AB - A cereal grain harvesting system is introduced that combines existing technologies in a unique way to improve cereal grain harvest performance, increase profitability, and efficiently collect biomass. The harvesting system is comprised of three machines: one to reap grain, harvest biomass, and size crop residue for no-till seeding; a second to thresh and winnow the grain; and a third to separate the grain by quality for added value. This study describes the new harvesting system and the development of one of the system's major components: the reaper/flail harvester. The reaper/flail harvester consists of a mobile power unit, a stripper header to harvest the crop, and a flail to chop the standing residue into small pieces. A prototype harvester was fabricated and tested to determine system design criteria and performance characteristics in terms of machine power requirements, quantity of biomass collected, and bulk density of the material harvested. Trials were conducted in seven wheat (Triticum aestivum L.) fields in Oregon during 2005 and 2006 that ranged in yield from 3.3 to 6.4 t ha -1. Harvester performance was evaluated at various travel speeds, straw chop heights, and with different types of wheat. Flail power requirements were highly linearly correlated with quantity and rate of biomass chopped (R 2 = 0.91). The maximum reaping power requirement was 2.7 kW m -1, only slightly higher than the no-load power requirement of 1.9 kW m -1. Power requirements for reaping, conveying, and flailing ranged from a low of 5.0 to a high of 13.5 kW m -1 depending on travel speed, crop yield, biomass concentration, and chop height. Values were linearly correlated with the combined grain, chaff, and biomass feed rate (t h -1) with an R 2 of 0.88. Total machine power requirements for a harvester with a 7.3 m header would be about 175 kW, including 75 kW for propulsion, losses, and reserve. Chaff yield in the grain/chaff (graff) mixture harvested exceeded 2 t ha -1 in six of the seven trials. With chaff valued at $23 t -1, collecting 2 t ha -1 of chaff would increase farm revenues by $46 ha -1. Realistic graff densities of awned wheat were less than 1/11 that of clean grain, and new, efficient material handling systems would need to be developed to have harvesting capacities comparable to that of a conventional combine-based system. Awnless wheat had graff densities that averaged about 1/5 that of clean grain. Equipment is commercially available to handle this volume of material and have harvesting field capacities comparable to that of a conventional combine-based system.
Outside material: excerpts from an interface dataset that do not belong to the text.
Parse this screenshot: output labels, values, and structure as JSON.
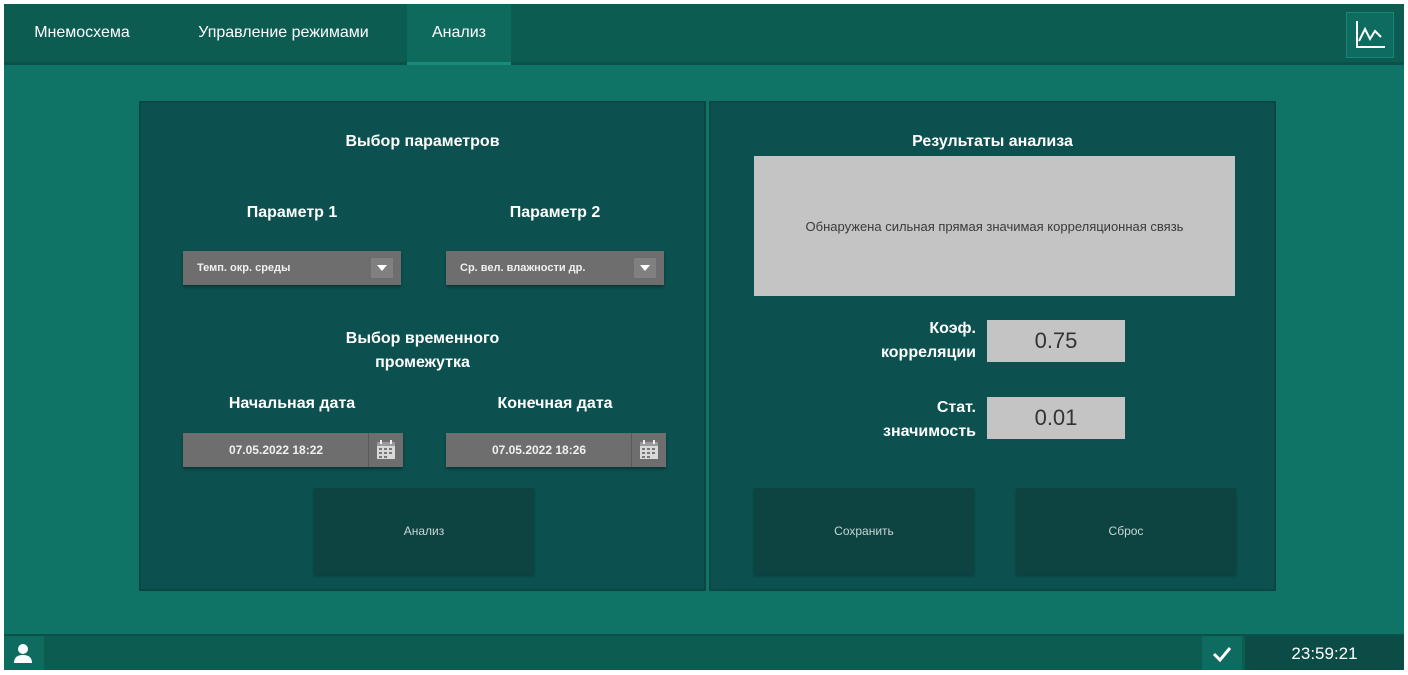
{
  "tabs": [
    {
      "label": "Мнемосхема",
      "active": false
    },
    {
      "label": "Управление режимами",
      "active": false
    },
    {
      "label": "Анализ",
      "active": true
    }
  ],
  "toolbar": {
    "chart_icon": "line-chart-icon"
  },
  "left_panel": {
    "title": "Выбор параметров",
    "param1": {
      "label": "Параметр 1",
      "value": "Темп. окр. среды"
    },
    "param2": {
      "label": "Параметр 2",
      "value": "Ср. вел. влажности др."
    },
    "time_title_line1": "Выбор временного",
    "time_title_line2": "промежутка",
    "start": {
      "label": "Начальная дата",
      "value": "07.05.2022  18:22"
    },
    "end": {
      "label": "Конечная дата",
      "value": "07.05.2022  18:26"
    },
    "analyze_button": "Анализ"
  },
  "right_panel": {
    "title": "Результаты анализа",
    "result_text": "Обнаружена сильная прямая значимая корреляционная связь",
    "corr": {
      "label_line1": "Коэф.",
      "label_line2": "корреляции",
      "value": "0.75"
    },
    "sig": {
      "label_line1": "Стат.",
      "label_line2": "значимость",
      "value": "0.01"
    },
    "save_button": "Сохранить",
    "reset_button": "Сброс"
  },
  "statusbar": {
    "time": "23:59:21",
    "user_icon": "user-icon",
    "status_icon": "check-icon"
  },
  "colors": {
    "background": "#0f7466",
    "panel": "#0c5150",
    "field": "#6e6e6e",
    "result_box": "#c4c4c4"
  }
}
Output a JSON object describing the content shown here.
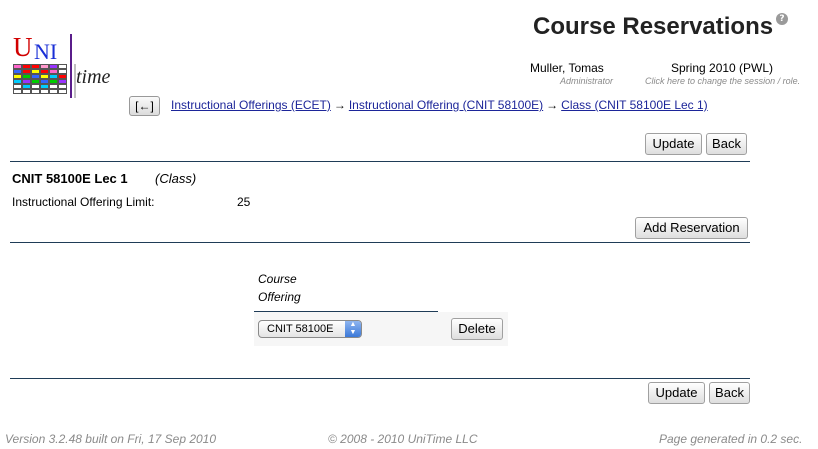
{
  "header": {
    "title": "Course Reservations",
    "help_icon": "?",
    "logo_u": "U",
    "logo_ni": "NI",
    "logo_time": "time"
  },
  "user": {
    "name": "Muller, Tomas",
    "role": "Administrator"
  },
  "session": {
    "name": "Spring 2010 (PWL)",
    "hint": "Click here to change the session / role."
  },
  "nav": {
    "back_label": "[←]",
    "breadcrumbs": [
      "Instructional Offerings (ECET)",
      "Instructional Offering (CNIT 58100E)",
      "Class (CNIT 58100E Lec 1)"
    ],
    "separator": "→"
  },
  "actions": {
    "update_label": "Update",
    "back_label": "Back",
    "add_reservation_label": "Add Reservation",
    "delete_label": "Delete"
  },
  "class_info": {
    "title": "CNIT 58100E Lec 1",
    "type": "(Class)",
    "limit_label": "Instructional Offering Limit:",
    "limit_value": "25"
  },
  "reservations": {
    "column_header_line1": "Course",
    "column_header_line2": "Offering",
    "selected_offering": "CNIT 58100E"
  },
  "footer": {
    "version": "Version 3.2.48 built on Fri, 17 Sep 2010",
    "copyright": "© 2008 - 2010 UniTime LLC",
    "generated": "Page generated in 0.2 sec."
  },
  "colors": {
    "link": "#1c2599",
    "divider": "#1f3c57",
    "logo_red": "#d10000",
    "logo_blue": "#1a2fd6",
    "muted": "#8a8a8a"
  }
}
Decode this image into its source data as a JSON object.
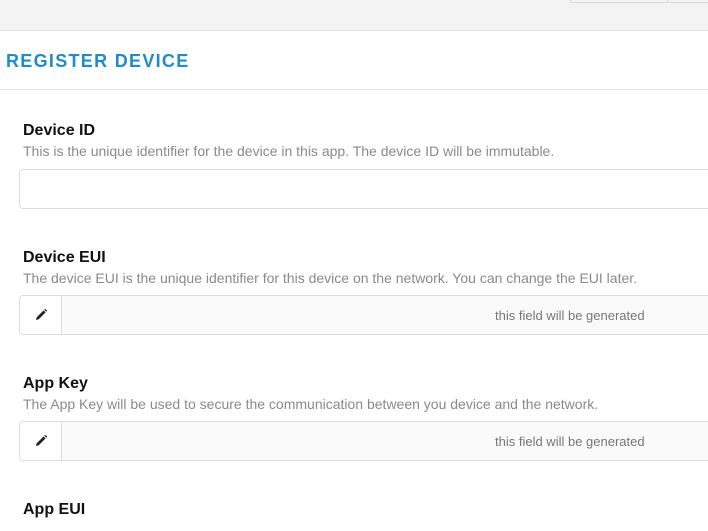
{
  "header": {
    "title": "REGISTER DEVICE"
  },
  "fields": [
    {
      "label": "Device ID",
      "description": "This is the unique identifier for the device in this app. The device ID will be immutable.",
      "value": ""
    },
    {
      "label": "Device EUI",
      "description": "The device EUI is the unique identifier for this device on the network. You can change the EUI later.",
      "placeholder": "this field will be generated",
      "icon": "pencil-icon"
    },
    {
      "label": "App Key",
      "description": "The App Key will be used to secure the communication between you device and the network.",
      "placeholder": "this field will be generated",
      "icon": "pencil-icon"
    },
    {
      "label": "App EUI"
    }
  ],
  "colors": {
    "accent": "#1f8bcf",
    "label": "#111111",
    "description": "#8a8a8a",
    "border": "#dedede"
  }
}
KW - Biomass

KW - Biomass collection

KW - Cereal grain

KW - Chaff

KW - Flail

KW - Harvester

KW - Harvesting system

KW - Power requirement
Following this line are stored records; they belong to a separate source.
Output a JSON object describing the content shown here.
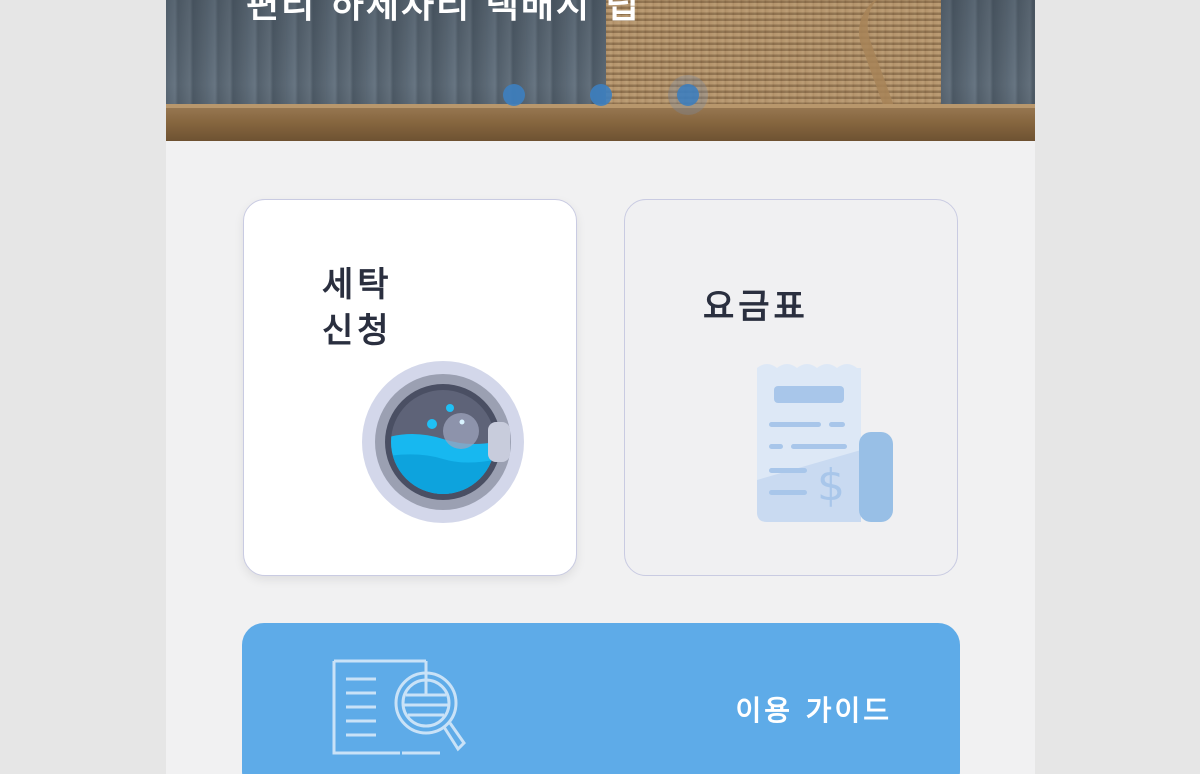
{
  "hero": {
    "headline": "편리 하세차리 택배시 립",
    "carousel_dots": [
      {
        "name": "slide-1",
        "active": false
      },
      {
        "name": "slide-2",
        "active": false
      },
      {
        "name": "slide-3",
        "active": true
      }
    ]
  },
  "cards": {
    "wash": {
      "label": "세탁 신청",
      "icon": "washing-machine-icon"
    },
    "price": {
      "label": "요금표",
      "icon": "receipt-dollar-icon"
    }
  },
  "guide": {
    "label": "이용 가이드",
    "icon": "book-magnifier-icon"
  },
  "colors": {
    "page_bg": "#e6e6e6",
    "content_bg": "#f1f1f2",
    "accent_blue": "#5eabe8",
    "dot_blue": "#3d7fc0",
    "title_text": "#2a2f3f"
  }
}
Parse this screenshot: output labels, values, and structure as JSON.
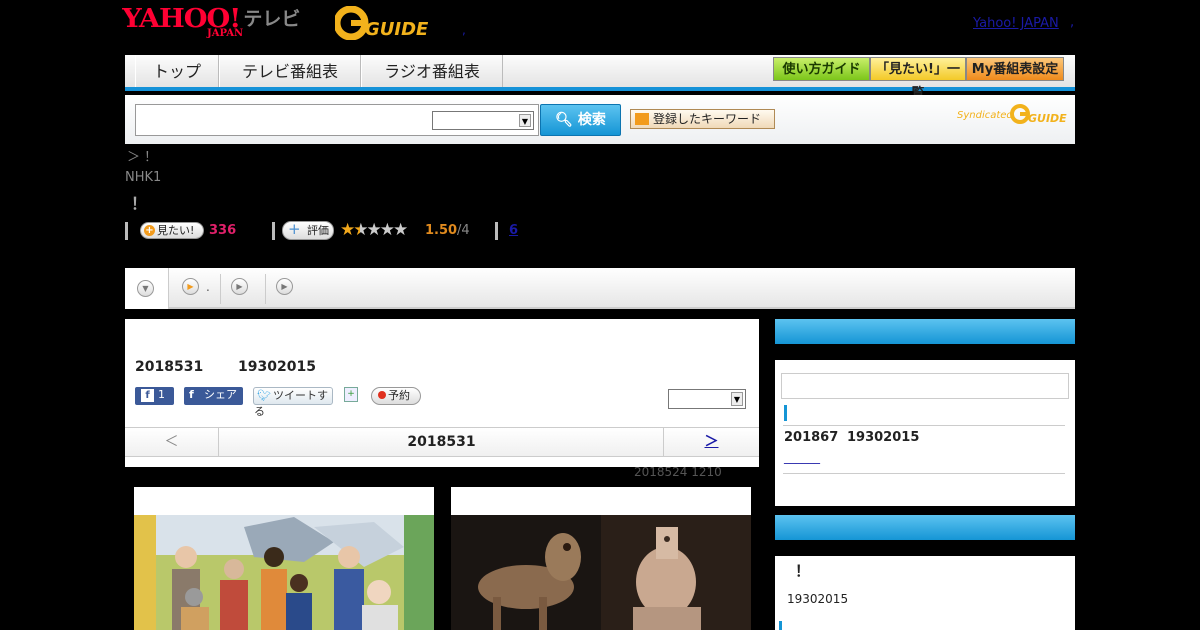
{
  "header": {
    "logo_yahoo": "YAHOO!",
    "logo_japan": "JAPAN",
    "logo_tv": "テレビ",
    "gguide_logo": "G GUIDE",
    "yahoo_japan_link": "Yahoo! JAPAN",
    "dot1": ",",
    "dot2": ","
  },
  "nav": {
    "tabs": [
      "トップ",
      "テレビ番組表",
      "ラジオ番組表"
    ],
    "guide_buttons": [
      "使い方ガイド",
      "「見たい!」一覧",
      "My番組表設定"
    ]
  },
  "search": {
    "input_value": "",
    "select_value": "",
    "search_button": "検索",
    "keyword_button": "登録したキーワード",
    "syndicated": "Syndicated",
    "syndicated_logo": "G GUIDE"
  },
  "program": {
    "breadcrumb": "＞ ！",
    "channel": "NHK1",
    "title": "！",
    "mitai_label": "見たい!",
    "mitai_count": "336",
    "hyouka_label": "評価",
    "rating_value": "1.50",
    "rating_max": "/4",
    "comment_count": "6",
    "stars": 1.5
  },
  "tabbar": {
    "tab2_text": "."
  },
  "main": {
    "date": "2018531",
    "time": "19302015",
    "fb_count": "1",
    "share_label": "シェア",
    "tweet_label": "ツイートする",
    "reserve_label": "予約",
    "pager_prev": "＜",
    "pager_date": "2018531",
    "pager_next": "＞",
    "update_note": "2018524  1210"
  },
  "sidebar": {
    "box1_date": "201867",
    "box1_time": "19302015",
    "box1_link": "______",
    "box2_title": "！",
    "box2_time": "19302015"
  },
  "colors": {
    "accent_blue": "#1592d8",
    "pink_count": "#e0206a",
    "rating_orange": "#e08a1e"
  }
}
KW - Reaper

KW - Residue management

KW - Stripper header

KW - Wheat

UR - http://www.scopus.com/inward/record.url?scp=55249101502&partnerID=8YFLogxK

UR - http://www.scopus.com/inward/citedby.url?scp=55249101502&partnerID=8YFLogxK

M3 - Article

AN - SCOPUS:55249101502

VL - 51

SP - 1519

EP - 1527

JO - Transactions of the ASABE

JF - Transactions of the ASABE

SN - 2151-0032

IS - 5

ER -